» Aim of the task:
Only lines holding the word "this" are needed; copy each of them from the material.

» Records for the exercise:

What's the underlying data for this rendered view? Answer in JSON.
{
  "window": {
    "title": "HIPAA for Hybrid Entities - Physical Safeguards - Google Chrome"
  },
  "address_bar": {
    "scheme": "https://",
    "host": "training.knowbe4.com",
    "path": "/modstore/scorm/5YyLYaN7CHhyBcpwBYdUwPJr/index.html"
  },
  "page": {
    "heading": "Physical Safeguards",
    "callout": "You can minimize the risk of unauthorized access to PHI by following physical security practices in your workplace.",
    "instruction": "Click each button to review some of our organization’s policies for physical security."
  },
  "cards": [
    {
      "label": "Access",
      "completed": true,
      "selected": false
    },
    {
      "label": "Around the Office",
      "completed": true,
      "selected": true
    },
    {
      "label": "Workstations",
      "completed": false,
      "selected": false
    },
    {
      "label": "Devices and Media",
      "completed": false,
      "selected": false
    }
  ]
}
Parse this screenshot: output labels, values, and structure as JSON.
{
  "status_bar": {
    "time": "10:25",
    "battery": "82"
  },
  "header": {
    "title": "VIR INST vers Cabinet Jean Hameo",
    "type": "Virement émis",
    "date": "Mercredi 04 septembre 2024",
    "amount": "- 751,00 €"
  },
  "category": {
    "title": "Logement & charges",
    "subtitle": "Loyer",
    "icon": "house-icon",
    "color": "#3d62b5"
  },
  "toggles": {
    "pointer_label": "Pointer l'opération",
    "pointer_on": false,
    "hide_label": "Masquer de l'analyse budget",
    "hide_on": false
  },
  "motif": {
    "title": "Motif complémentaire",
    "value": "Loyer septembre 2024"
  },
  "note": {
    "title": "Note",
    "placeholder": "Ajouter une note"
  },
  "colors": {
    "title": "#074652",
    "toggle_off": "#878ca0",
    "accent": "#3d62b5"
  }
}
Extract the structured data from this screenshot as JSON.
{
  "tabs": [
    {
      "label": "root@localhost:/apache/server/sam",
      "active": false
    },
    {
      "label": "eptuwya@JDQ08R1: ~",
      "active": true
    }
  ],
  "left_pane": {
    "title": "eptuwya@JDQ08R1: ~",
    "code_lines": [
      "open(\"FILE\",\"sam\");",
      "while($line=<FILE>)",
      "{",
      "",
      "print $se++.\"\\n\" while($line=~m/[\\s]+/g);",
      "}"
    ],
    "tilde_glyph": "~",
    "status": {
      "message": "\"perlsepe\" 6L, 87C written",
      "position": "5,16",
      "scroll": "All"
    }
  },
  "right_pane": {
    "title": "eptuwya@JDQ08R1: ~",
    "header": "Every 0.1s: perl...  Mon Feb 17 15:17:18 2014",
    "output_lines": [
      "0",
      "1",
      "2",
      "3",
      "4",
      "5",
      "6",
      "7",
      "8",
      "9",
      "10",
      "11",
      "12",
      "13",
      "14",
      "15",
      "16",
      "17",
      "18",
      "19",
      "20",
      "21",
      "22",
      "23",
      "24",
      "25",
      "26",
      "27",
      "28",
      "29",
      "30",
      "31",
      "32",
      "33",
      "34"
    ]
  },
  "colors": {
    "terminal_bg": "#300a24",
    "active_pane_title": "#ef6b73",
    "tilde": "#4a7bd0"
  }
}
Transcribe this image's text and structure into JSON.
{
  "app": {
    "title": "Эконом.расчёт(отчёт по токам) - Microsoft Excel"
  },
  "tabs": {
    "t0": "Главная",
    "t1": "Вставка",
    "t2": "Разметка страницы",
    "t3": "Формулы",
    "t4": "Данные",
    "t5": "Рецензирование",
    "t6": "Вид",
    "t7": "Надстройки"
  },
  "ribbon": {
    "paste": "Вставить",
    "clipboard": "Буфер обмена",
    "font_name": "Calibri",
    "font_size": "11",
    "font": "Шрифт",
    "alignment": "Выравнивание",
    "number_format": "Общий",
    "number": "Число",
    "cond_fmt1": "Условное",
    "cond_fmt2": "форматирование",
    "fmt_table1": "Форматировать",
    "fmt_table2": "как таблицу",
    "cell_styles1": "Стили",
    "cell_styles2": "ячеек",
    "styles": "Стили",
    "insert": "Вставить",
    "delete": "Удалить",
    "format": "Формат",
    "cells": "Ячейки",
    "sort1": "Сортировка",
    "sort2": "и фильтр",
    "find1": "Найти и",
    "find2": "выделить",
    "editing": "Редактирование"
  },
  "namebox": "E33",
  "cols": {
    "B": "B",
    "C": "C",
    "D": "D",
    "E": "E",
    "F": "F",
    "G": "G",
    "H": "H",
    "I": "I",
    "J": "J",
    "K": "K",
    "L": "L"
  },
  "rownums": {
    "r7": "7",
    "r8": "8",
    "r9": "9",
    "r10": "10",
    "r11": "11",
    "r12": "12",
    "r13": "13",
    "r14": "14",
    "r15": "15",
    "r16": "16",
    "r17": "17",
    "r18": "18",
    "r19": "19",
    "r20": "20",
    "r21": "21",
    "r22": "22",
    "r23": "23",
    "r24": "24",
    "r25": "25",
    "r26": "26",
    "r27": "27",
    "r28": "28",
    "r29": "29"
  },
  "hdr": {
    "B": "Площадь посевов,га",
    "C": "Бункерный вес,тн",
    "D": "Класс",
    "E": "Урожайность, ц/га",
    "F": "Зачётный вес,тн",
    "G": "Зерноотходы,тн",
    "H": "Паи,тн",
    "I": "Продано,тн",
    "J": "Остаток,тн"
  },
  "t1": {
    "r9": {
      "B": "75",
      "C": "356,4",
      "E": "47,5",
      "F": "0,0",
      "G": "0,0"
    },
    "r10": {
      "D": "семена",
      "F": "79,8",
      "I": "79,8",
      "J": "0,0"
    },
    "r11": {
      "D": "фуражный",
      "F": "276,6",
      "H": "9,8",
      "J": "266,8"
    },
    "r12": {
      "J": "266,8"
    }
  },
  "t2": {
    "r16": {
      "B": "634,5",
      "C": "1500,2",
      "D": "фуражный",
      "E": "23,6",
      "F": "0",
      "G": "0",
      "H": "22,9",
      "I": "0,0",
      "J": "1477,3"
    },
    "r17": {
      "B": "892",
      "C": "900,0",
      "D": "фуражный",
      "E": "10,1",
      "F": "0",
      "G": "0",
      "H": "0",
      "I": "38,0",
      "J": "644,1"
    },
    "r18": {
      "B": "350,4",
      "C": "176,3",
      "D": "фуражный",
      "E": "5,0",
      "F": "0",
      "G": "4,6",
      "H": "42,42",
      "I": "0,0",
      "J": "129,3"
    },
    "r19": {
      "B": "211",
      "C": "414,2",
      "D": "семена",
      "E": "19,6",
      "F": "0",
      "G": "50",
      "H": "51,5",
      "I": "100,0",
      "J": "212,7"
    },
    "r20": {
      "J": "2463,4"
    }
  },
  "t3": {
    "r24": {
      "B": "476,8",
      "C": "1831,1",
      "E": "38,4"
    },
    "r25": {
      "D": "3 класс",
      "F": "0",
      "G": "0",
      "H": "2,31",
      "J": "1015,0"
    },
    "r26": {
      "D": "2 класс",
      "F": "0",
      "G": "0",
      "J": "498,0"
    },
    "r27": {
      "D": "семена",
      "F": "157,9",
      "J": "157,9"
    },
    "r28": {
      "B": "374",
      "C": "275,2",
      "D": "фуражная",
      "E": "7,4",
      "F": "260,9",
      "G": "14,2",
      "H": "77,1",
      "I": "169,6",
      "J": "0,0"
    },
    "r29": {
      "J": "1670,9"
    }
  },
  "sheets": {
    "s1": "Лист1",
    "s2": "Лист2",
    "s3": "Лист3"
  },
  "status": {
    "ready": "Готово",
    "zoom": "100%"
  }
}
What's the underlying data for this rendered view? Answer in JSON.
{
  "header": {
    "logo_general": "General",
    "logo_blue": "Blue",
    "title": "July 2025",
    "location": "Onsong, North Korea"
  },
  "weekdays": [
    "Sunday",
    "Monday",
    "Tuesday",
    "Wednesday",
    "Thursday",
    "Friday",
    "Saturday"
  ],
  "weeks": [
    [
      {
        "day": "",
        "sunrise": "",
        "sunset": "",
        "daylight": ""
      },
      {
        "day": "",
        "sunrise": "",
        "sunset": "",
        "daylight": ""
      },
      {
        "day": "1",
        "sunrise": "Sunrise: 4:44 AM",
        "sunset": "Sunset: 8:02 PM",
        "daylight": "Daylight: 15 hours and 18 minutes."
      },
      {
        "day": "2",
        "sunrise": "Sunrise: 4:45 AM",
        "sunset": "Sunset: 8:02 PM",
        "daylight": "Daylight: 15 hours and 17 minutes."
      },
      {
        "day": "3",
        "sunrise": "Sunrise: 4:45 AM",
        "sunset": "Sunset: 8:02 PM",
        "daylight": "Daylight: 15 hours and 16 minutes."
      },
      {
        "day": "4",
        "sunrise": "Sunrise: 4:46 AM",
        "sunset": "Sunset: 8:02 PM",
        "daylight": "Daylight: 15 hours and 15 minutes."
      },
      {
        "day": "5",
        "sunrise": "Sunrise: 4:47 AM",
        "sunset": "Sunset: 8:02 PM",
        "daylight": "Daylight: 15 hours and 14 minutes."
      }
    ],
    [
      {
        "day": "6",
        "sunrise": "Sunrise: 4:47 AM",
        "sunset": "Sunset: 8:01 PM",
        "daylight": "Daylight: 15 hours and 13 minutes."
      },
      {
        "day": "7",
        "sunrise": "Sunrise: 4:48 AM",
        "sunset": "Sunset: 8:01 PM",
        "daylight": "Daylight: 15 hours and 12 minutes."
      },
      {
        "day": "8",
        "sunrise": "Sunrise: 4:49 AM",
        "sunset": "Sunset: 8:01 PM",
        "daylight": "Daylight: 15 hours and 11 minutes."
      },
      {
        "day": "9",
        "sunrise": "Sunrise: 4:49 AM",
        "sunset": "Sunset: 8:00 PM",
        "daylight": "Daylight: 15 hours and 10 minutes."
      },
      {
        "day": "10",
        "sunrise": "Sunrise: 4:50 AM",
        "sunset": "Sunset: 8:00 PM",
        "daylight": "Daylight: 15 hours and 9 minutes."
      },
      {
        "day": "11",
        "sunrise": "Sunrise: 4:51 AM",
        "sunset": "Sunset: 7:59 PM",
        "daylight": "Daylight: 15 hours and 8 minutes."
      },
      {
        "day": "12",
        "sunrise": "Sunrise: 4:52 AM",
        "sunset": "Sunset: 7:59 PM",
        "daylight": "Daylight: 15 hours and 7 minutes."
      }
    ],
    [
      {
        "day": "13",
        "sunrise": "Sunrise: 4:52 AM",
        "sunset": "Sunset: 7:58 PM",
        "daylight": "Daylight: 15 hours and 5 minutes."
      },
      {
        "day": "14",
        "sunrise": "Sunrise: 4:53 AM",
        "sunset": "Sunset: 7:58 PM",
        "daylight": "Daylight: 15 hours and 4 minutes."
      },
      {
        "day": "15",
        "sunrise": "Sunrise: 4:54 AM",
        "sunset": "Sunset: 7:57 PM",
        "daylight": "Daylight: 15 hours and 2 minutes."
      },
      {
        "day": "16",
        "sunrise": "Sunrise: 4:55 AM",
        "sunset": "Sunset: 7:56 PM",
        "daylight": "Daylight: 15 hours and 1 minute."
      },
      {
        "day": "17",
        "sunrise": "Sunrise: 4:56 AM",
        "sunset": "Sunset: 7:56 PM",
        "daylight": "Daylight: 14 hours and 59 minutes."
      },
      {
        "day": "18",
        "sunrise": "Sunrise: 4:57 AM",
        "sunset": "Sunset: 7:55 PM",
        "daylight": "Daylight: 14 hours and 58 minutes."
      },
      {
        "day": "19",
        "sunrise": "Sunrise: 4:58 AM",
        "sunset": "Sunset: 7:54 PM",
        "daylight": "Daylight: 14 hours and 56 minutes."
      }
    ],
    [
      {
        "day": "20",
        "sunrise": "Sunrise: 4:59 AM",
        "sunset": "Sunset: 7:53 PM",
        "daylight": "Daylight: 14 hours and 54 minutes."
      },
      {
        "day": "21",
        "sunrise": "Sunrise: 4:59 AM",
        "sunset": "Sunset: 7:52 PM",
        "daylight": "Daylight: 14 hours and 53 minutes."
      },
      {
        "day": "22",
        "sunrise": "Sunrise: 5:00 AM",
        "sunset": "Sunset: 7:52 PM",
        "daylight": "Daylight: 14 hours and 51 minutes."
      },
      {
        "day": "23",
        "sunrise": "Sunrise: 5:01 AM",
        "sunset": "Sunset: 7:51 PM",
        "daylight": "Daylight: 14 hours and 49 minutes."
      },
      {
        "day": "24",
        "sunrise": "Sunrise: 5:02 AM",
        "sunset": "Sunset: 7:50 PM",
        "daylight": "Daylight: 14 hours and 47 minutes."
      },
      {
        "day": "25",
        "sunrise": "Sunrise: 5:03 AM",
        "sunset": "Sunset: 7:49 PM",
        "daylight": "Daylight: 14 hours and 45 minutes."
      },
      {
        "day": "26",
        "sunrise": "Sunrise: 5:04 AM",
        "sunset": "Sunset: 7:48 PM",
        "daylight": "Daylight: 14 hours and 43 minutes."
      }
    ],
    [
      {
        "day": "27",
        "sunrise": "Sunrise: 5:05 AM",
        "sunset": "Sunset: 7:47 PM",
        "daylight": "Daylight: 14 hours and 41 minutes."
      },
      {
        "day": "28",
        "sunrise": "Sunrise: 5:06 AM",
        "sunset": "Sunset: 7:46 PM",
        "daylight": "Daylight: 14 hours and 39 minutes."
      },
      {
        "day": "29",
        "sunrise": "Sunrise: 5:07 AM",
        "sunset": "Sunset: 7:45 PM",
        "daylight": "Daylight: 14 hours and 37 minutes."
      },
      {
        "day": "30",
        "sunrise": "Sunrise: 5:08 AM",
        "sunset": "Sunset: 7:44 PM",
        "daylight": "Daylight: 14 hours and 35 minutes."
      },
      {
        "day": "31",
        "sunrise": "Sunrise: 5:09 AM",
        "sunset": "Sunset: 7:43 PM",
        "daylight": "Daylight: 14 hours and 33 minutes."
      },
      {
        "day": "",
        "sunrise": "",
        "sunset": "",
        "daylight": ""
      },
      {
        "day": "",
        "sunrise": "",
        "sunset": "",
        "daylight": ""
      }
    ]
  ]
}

» Reply to the task:
What's the underlying data for this rendered view? Answer in JSON.
Parse this screenshot: output labels, values, and structure as JSON.
Extract the structured data from this screenshot as JSON.
Transcribe this image's text and structure into JSON.
What's the underlying data for this rendered view? Answer in JSON.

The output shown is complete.